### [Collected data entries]
.....
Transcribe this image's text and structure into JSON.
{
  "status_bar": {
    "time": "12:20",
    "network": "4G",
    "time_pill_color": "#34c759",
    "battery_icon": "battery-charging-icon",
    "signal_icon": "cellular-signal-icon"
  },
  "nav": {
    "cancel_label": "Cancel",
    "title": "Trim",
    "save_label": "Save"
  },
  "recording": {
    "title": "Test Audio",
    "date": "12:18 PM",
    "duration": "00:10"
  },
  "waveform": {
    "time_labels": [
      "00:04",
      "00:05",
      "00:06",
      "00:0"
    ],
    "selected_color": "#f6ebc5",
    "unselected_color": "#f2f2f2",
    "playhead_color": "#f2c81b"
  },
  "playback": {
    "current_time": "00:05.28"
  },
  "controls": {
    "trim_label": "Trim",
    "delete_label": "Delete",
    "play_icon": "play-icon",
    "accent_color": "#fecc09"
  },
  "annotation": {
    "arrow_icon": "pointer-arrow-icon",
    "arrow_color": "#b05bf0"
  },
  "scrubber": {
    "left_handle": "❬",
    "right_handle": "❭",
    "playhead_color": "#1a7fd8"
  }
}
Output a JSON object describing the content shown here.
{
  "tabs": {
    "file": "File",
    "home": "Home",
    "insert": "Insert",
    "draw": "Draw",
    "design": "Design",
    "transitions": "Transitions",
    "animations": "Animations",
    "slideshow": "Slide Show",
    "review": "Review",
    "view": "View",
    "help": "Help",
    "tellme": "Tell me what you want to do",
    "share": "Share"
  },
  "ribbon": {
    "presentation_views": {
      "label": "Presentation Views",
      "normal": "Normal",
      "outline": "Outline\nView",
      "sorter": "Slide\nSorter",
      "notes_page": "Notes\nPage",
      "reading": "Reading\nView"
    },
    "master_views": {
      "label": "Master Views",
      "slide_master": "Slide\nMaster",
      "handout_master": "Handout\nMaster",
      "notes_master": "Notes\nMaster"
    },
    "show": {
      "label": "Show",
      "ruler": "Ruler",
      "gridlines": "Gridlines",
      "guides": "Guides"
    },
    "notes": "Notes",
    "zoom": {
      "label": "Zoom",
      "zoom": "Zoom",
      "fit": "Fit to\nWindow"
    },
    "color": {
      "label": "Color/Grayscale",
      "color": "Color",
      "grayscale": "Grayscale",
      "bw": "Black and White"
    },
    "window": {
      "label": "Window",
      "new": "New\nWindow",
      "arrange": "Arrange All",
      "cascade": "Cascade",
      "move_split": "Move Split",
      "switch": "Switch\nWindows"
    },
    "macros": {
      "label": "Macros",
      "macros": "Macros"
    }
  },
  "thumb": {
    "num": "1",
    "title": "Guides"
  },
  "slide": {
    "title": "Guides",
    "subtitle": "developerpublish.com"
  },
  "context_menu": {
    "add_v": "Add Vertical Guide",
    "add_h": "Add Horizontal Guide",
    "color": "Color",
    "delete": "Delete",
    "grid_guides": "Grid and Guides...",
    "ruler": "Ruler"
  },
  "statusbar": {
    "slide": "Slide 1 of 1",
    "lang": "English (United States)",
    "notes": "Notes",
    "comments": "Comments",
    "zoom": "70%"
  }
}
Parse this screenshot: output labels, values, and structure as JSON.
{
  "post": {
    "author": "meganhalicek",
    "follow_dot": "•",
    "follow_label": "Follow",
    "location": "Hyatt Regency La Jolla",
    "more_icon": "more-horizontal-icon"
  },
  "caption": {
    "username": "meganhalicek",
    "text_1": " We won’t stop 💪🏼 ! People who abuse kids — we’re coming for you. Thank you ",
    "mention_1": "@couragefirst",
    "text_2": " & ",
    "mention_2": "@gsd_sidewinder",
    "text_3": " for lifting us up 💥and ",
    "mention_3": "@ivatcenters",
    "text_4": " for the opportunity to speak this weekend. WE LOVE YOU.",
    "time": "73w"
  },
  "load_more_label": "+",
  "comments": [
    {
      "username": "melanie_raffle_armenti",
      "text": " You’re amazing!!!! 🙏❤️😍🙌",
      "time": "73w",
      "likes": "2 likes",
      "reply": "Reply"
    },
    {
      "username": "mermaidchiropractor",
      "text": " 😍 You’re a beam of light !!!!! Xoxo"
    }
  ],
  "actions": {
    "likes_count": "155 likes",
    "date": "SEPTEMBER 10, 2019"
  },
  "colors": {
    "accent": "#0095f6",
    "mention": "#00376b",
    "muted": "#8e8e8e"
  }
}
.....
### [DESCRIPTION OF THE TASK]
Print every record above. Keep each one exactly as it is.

### [EXERCISE OUTPUT]
Transcribe this image's text and structure into JSON.
{
  "status_bar": {
    "time": "12:20",
    "network": "4G",
    "time_pill_color": "#34c759",
    "battery_icon": "battery-charging-icon",
    "signal_icon": "cellular-signal-icon"
  },
  "nav": {
    "cancel_label": "Cancel",
    "title": "Trim",
    "save_label": "Save"
  },
  "recording": {
    "title": "Test Audio",
    "date": "12:18 PM",
    "duration": "00:10"
  },
  "waveform": {
    "time_labels": [
      "00:04",
      "00:05",
      "00:06",
      "00:0"
    ],
    "selected_color": "#f6ebc5",
    "unselected_color": "#f2f2f2",
    "playhead_color": "#f2c81b"
  },
  "playback": {
    "current_time": "00:05.28"
  },
  "controls": {
    "trim_label": "Trim",
    "delete_label": "Delete",
    "play_icon": "play-icon",
    "accent_color": "#fecc09"
  },
  "annotation": {
    "arrow_icon": "pointer-arrow-icon",
    "arrow_color": "#b05bf0"
  },
  "scrubber": {
    "left_handle": "❬",
    "right_handle": "❭",
    "playhead_color": "#1a7fd8"
  }
}
Output a JSON object describing the content shown here.
{
  "tabs": {
    "file": "File",
    "home": "Home",
    "insert": "Insert",
    "draw": "Draw",
    "design": "Design",
    "transitions": "Transitions",
    "animations": "Animations",
    "slideshow": "Slide Show",
    "review": "Review",
    "view": "View",
    "help": "Help",
    "tellme": "Tell me what you want to do",
    "share": "Share"
  },
  "ribbon": {
    "presentation_views": {
      "label": "Presentation Views",
      "normal": "Normal",
      "outline": "Outline\nView",
      "sorter": "Slide\nSorter",
      "notes_page": "Notes\nPage",
      "reading": "Reading\nView"
    },
    "master_views": {
      "label": "Master Views",
      "slide_master": "Slide\nMaster",
      "handout_master": "Handout\nMaster",
      "notes_master": "Notes\nMaster"
    },
    "show": {
      "label": "Show",
      "ruler": "Ruler",
      "gridlines": "Gridlines",
      "guides": "Guides"
    },
    "notes": "Notes",
    "zoom": {
      "label": "Zoom",
      "zoom": "Zoom",
      "fit": "Fit to\nWindow"
    },
    "color": {
      "label": "Color/Grayscale",
      "color": "Color",
      "grayscale": "Grayscale",
      "bw": "Black and White"
    },
    "window": {
      "label": "Window",
      "new": "New\nWindow",
      "arrange": "Arrange All",
      "cascade": "Cascade",
      "move_split": "Move Split",
      "switch": "Switch\nWindows"
    },
    "macros": {
      "label": "Macros",
      "macros": "Macros"
    }
  },
  "thumb": {
    "num": "1",
    "title": "Guides"
  },
  "slide": {
    "title": "Guides",
    "subtitle": "developerpublish.com"
  },
  "context_menu": {
    "add_v": "Add Vertical Guide",
    "add_h": "Add Horizontal Guide",
    "color": "Color",
    "delete": "Delete",
    "grid_guides": "Grid and Guides...",
    "ruler": "Ruler"
  },
  "statusbar": {
    "slide": "Slide 1 of 1",
    "lang": "English (United States)",
    "notes": "Notes",
    "comments": "Comments",
    "zoom": "70%"
  }
}
Parse this screenshot: output labels, values, and structure as JSON.
{
  "post": {
    "author": "meganhalicek",
    "follow_dot": "•",
    "follow_label": "Follow",
    "location": "Hyatt Regency La Jolla",
    "more_icon": "more-horizontal-icon"
  },
  "caption": {
    "username": "meganhalicek",
    "text_1": " We won’t stop 💪🏼 ! People who abuse kids — we’re coming for you. Thank you ",
    "mention_1": "@couragefirst",
    "text_2": " & ",
    "mention_2": "@gsd_sidewinder",
    "text_3": " for lifting us up 💥and ",
    "mention_3": "@ivatcenters",
    "text_4": " for the opportunity to speak this weekend. WE LOVE YOU.",
    "time": "73w"
  },
  "load_more_label": "+",
  "comments": [
    {
      "username": "melanie_raffle_armenti",
      "text": " You’re amazing!!!! 🙏❤️😍🙌",
      "time": "73w",
      "likes": "2 likes",
      "reply": "Reply"
    },
    {
      "username": "mermaidchiropractor",
      "text": " 😍 You’re a beam of light !!!!! Xoxo"
    }
  ],
  "actions": {
    "likes_count": "155 likes",
    "date": "SEPTEMBER 10, 2019"
  },
  "colors": {
    "accent": "#0095f6",
    "mention": "#00376b",
    "muted": "#8e8e8e"
  }
}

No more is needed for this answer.